Storage of traffic data of users of electronic communications
Owing to the threats linked to terrorist attacks and a rise in organised crime in recent years, the European Union (EU) has adopted a number of legal acts whose purpose is to encourage the prevention, investigation, detection and prosecution of serious criminal offences. One of those acts is Directive 2006/24/EC of the European Parliament and of the Council of 15 March 2006 on the retention of data generated or processed in connection with the provision of publicly available electronic communications services or of public communications networks (Data Retention Directive), which imposed on operators the mandatory storage of all traffic, location and other data required for the identification of a subscriber or user.
The Directive in question was transposed into Slovenian legal order by the Electronic Communications Act (ZEKom-1), which in section XIII "Storage of data" determined the mandatory preventive and non-selective storage of specific traffic data associated with the use of telecommunications services (e.g. telephone services in the fixed and mobile network, internet access, e-mail and internet telephony). Pursuant to the ZEKom-1, operators were obliged to store data about the identity of a person, the type of communication means, and about the time, place and frequency of communication. By doing this, extensive databases were generated, which were stockpiling data for 14 or 8 months and from which it was possible to elucidate very detailed facts about the life of any individual who uses electronic communication services.
Since the Data Retention Directive provided no objective criterion (the same also applying to the ZEKom-1) and because the fight against the most serious forms of crime covered practically all individuals in general, all electronic communication means and all traffic-related data, profound dissenting positions were expressed between the European Commission and the Member States in the Directive's implementation alone. As always, the Court of Justice of the EU (ECJ) had the final say in the dispute. In joined cases C-293/12 and C-594/12 Digital Rights Ireland and Seitlinger and Others, it ruled on 8 April 2014 that the Data Retention Directive pursues legitimate objectives (public interest and public safety) that it is otherwise appropriate in order to achieve those objectives.
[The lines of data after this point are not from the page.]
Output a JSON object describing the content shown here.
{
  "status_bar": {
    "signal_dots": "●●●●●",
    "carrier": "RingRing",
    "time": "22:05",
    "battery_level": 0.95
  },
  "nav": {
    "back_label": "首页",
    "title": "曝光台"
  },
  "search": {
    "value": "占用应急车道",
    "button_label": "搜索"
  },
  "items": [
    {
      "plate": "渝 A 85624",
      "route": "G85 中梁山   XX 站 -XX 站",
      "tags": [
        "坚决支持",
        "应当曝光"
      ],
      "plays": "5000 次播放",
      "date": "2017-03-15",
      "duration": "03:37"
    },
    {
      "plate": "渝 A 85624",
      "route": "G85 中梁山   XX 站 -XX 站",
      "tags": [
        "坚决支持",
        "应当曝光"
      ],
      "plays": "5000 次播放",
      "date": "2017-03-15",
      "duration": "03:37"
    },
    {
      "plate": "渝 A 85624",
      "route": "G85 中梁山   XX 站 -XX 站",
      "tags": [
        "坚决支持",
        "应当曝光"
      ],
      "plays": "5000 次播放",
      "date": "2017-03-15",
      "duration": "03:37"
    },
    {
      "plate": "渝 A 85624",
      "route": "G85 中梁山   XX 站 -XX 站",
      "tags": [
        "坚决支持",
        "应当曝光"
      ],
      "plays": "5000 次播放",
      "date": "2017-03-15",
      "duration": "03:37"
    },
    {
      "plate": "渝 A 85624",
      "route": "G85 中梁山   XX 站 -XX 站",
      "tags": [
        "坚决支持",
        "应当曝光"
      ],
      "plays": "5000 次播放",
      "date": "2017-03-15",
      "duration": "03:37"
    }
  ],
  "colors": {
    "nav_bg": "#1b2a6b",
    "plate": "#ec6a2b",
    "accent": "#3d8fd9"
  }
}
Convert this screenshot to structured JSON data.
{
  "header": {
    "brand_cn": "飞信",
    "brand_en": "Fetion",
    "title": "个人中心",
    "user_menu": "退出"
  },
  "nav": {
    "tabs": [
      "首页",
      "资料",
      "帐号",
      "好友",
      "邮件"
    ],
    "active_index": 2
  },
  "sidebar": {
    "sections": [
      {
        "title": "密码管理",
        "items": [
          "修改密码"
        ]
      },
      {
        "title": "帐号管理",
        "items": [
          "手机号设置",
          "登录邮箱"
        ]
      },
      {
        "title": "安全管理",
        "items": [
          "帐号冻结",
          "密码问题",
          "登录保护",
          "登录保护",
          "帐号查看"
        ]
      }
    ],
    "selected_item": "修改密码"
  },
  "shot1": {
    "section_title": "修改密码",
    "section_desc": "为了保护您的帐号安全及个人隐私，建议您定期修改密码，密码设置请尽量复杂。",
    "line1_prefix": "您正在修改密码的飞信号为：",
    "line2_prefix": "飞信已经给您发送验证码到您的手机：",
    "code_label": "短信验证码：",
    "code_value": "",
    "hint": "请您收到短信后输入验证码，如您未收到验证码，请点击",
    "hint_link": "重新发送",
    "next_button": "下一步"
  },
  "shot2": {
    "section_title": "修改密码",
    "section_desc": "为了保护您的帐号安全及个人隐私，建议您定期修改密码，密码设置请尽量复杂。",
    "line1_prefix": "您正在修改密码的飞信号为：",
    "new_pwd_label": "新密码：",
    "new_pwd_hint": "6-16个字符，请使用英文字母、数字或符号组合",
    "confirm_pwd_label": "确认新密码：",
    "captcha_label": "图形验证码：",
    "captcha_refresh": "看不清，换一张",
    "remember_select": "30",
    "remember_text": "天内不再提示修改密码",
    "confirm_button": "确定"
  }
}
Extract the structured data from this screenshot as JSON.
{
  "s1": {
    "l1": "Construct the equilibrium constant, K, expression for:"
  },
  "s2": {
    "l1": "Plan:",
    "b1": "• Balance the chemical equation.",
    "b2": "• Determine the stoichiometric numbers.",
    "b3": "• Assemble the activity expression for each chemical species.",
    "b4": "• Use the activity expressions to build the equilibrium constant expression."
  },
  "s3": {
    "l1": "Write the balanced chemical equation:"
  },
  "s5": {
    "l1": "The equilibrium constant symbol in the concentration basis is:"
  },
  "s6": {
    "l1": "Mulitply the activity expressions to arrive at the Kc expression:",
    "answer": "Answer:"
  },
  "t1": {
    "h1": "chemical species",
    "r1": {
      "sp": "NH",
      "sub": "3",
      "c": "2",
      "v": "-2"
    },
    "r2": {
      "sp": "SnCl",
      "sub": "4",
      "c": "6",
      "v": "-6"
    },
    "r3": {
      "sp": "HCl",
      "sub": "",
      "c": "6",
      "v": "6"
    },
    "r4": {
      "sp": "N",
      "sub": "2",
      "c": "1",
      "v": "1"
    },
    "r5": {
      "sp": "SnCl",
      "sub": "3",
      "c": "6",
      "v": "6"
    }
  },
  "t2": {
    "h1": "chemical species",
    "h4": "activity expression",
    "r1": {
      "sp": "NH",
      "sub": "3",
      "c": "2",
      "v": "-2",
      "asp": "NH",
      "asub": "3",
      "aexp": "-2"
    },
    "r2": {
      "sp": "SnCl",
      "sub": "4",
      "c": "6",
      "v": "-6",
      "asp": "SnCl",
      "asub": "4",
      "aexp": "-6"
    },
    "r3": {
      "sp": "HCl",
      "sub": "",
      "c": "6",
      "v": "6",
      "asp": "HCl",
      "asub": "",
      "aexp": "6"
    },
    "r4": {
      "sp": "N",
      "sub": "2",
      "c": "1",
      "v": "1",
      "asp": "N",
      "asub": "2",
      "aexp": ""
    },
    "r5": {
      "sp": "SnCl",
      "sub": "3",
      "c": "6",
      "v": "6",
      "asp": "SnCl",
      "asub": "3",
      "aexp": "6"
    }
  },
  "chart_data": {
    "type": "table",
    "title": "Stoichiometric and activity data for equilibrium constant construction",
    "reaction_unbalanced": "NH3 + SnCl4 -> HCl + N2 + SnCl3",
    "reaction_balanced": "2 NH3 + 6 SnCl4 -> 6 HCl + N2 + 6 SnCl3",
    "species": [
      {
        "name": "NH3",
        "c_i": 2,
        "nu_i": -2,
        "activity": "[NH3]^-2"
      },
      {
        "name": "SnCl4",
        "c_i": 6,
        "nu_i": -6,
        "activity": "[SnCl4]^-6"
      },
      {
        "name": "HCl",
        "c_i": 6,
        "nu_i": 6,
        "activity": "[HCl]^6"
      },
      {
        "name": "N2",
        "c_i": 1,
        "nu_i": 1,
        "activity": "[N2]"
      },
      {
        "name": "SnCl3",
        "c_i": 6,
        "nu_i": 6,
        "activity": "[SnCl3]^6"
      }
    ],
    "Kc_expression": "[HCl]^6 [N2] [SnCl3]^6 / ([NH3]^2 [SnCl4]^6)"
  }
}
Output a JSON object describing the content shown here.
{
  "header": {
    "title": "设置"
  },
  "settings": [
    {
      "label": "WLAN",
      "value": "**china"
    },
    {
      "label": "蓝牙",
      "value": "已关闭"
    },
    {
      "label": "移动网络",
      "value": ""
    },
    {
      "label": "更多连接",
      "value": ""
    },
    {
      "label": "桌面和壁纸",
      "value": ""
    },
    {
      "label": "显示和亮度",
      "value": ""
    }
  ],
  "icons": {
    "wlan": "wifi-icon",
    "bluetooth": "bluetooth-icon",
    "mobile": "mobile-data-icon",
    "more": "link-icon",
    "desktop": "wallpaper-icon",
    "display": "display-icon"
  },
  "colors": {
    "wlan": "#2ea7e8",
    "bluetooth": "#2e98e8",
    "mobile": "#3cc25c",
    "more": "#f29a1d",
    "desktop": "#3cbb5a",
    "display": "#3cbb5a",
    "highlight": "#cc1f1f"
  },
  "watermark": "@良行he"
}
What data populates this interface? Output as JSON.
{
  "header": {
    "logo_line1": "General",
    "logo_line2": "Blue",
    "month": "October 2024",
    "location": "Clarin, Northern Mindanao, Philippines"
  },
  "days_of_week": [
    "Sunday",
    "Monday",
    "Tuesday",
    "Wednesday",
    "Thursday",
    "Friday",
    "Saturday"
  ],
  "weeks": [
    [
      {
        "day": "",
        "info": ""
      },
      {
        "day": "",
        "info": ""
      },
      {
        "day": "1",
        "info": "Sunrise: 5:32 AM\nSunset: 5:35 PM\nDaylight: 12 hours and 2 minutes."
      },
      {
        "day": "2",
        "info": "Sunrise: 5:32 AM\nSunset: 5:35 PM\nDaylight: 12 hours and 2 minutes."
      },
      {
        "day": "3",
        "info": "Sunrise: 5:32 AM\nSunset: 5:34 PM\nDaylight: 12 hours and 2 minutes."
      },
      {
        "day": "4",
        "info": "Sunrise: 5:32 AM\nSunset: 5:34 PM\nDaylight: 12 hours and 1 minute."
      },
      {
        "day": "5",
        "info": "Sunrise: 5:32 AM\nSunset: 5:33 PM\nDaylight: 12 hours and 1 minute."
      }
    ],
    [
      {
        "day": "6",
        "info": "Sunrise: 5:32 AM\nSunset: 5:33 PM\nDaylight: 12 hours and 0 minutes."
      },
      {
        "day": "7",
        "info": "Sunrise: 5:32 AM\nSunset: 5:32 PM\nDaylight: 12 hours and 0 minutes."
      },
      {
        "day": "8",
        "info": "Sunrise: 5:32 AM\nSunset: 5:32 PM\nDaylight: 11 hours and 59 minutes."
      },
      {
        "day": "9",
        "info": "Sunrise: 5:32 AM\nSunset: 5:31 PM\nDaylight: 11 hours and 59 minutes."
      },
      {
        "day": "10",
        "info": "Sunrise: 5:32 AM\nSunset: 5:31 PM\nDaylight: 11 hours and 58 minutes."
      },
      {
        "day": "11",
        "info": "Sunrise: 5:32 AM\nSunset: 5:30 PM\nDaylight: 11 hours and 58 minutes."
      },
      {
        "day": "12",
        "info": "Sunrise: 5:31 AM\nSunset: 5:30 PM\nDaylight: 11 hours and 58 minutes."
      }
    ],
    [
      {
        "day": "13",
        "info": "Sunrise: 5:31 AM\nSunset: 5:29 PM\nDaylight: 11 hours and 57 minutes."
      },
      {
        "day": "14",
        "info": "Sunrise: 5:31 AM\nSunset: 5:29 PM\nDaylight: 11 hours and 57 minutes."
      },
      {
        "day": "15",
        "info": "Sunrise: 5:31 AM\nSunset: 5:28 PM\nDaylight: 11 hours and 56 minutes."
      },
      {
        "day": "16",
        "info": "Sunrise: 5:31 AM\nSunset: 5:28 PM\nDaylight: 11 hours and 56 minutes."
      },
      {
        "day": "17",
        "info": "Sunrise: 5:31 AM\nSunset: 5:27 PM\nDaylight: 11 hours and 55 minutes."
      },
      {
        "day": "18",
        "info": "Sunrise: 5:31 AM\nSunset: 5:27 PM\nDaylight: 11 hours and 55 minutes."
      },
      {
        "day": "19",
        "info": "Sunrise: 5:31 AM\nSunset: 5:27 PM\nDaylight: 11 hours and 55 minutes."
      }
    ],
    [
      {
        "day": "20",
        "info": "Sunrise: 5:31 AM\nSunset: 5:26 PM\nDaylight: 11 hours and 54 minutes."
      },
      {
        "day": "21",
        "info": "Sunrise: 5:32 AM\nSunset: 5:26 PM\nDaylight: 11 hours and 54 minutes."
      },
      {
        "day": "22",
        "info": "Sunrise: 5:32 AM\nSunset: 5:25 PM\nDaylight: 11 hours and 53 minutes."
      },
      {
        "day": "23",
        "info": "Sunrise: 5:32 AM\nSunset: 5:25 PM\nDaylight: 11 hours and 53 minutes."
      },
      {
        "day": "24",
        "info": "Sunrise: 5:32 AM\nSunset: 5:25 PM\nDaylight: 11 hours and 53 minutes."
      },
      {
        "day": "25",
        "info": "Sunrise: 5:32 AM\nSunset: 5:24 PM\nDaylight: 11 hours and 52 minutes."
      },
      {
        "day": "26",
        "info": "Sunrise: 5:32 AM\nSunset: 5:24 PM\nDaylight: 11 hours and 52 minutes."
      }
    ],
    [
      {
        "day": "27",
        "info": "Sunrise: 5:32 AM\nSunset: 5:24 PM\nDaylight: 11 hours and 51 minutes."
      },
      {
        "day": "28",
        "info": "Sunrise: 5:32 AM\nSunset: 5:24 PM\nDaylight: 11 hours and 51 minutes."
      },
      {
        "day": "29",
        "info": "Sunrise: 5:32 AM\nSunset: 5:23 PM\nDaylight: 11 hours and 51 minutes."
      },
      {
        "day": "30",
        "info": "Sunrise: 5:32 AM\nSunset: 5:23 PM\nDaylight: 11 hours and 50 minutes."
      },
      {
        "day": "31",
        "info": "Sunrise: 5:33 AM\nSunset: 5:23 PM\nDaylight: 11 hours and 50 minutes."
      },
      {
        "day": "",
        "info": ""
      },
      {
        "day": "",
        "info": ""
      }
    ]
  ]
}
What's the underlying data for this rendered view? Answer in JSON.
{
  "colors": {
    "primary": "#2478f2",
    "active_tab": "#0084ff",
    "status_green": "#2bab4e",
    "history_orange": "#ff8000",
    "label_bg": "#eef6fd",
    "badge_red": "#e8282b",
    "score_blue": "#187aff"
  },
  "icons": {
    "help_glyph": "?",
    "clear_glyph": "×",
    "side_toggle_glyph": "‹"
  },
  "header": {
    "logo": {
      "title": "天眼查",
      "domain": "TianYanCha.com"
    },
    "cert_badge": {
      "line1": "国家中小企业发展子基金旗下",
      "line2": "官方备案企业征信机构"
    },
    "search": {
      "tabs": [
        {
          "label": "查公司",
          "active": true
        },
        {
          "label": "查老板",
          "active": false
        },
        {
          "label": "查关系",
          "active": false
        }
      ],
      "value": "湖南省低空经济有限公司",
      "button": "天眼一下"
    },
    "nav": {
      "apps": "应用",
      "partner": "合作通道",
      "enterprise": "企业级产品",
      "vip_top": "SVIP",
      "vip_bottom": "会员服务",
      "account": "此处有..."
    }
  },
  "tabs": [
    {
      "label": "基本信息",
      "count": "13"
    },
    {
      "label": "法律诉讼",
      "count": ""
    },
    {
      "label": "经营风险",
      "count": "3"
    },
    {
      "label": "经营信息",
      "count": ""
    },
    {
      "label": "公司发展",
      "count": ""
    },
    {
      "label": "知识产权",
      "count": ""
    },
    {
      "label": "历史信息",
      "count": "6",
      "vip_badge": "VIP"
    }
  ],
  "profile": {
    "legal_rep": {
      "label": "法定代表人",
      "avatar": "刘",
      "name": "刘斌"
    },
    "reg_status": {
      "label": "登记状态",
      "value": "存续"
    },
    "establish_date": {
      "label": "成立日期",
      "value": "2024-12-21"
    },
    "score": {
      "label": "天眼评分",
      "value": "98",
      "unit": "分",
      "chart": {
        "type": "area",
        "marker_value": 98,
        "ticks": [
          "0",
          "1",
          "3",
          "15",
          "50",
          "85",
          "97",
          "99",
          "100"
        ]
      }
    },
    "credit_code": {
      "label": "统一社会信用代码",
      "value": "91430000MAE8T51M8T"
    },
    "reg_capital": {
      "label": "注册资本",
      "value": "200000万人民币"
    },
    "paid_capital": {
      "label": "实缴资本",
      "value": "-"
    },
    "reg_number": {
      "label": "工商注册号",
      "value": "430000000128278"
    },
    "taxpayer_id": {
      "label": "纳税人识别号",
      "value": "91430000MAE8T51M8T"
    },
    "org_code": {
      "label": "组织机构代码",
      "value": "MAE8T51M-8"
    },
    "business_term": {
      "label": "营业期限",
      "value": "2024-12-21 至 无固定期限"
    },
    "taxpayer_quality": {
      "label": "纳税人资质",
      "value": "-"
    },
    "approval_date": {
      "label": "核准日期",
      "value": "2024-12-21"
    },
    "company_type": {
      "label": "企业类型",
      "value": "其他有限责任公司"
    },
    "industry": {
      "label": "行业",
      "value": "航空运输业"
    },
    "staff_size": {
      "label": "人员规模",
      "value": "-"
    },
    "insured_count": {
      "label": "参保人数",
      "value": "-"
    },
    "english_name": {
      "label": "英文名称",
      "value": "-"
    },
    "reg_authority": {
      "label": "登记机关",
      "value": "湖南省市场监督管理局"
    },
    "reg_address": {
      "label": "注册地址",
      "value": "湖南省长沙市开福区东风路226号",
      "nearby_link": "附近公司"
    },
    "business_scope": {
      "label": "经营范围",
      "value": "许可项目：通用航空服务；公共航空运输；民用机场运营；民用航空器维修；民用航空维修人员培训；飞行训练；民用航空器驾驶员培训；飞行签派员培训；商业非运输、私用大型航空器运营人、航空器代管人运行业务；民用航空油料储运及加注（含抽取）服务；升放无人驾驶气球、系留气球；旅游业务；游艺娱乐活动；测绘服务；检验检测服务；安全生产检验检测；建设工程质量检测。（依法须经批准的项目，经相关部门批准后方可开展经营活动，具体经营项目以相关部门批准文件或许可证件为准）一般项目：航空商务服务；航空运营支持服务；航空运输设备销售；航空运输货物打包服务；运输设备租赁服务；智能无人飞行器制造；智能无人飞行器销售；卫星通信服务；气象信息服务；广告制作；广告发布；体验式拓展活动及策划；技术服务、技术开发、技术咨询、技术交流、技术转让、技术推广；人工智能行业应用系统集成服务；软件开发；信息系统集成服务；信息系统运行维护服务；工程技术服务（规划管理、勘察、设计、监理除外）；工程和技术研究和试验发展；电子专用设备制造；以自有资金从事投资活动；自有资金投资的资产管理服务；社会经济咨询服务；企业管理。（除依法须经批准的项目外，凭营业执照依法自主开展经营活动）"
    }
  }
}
Nevertheless, in the opinion of the ECJ, the infringement on the fundamental right to privacy and protection of personal data is excessive. For this reason, the ECJ declared the Data Retention Directive invalid.
At the initiative of the Information Commissioner, the Constitutional Court of the Republic of Slovenia (Constitutional Court) repealed all the provisions of section XIII of the ZEKom-1 with the Constitutional Decision No U-I-65/13-19 of 3 July 2014, thereby following the ruling of the ECJ. The Constitutional Court stressed that such processing of data is an exceptionally invasive infringement upon the information privacy of the entire population, both in terms of the shear volume of the people and the nature of the data concerned. Therefore, without objective criteria for the storage of such data, such processing cannot be seen as necessary and does not satisfy the proportionality criterion in the narrower sense. It also brought attention to the pronounced risk of the data also being accessed by unauthorised persons or that the data could be used for unlawful purposes, while the sense of constant supervision for an individual which such measure causes was also noted. Unlike the Data Retention Directive, the ZEKom-1 even failed to limit the mandatory storage of traffic data only to specific (serious) criminal offences.
What implications will the annulment of the disputed provisions have? The provisions of Articles 162 through 169 of the ZEKom-1 were annulled retrospectively. As a result, the Constitutional Court ordered the immediate destruction of all stored data. However, since the Data Retention Directive nonetheless pursued a completely legitimate goal, we can expect the European Commission to soon begin drawing up a new draft directive, which in light of the judgements of the highest courts will be planned restrictively and limited to the most serious infringements on fundamental rights.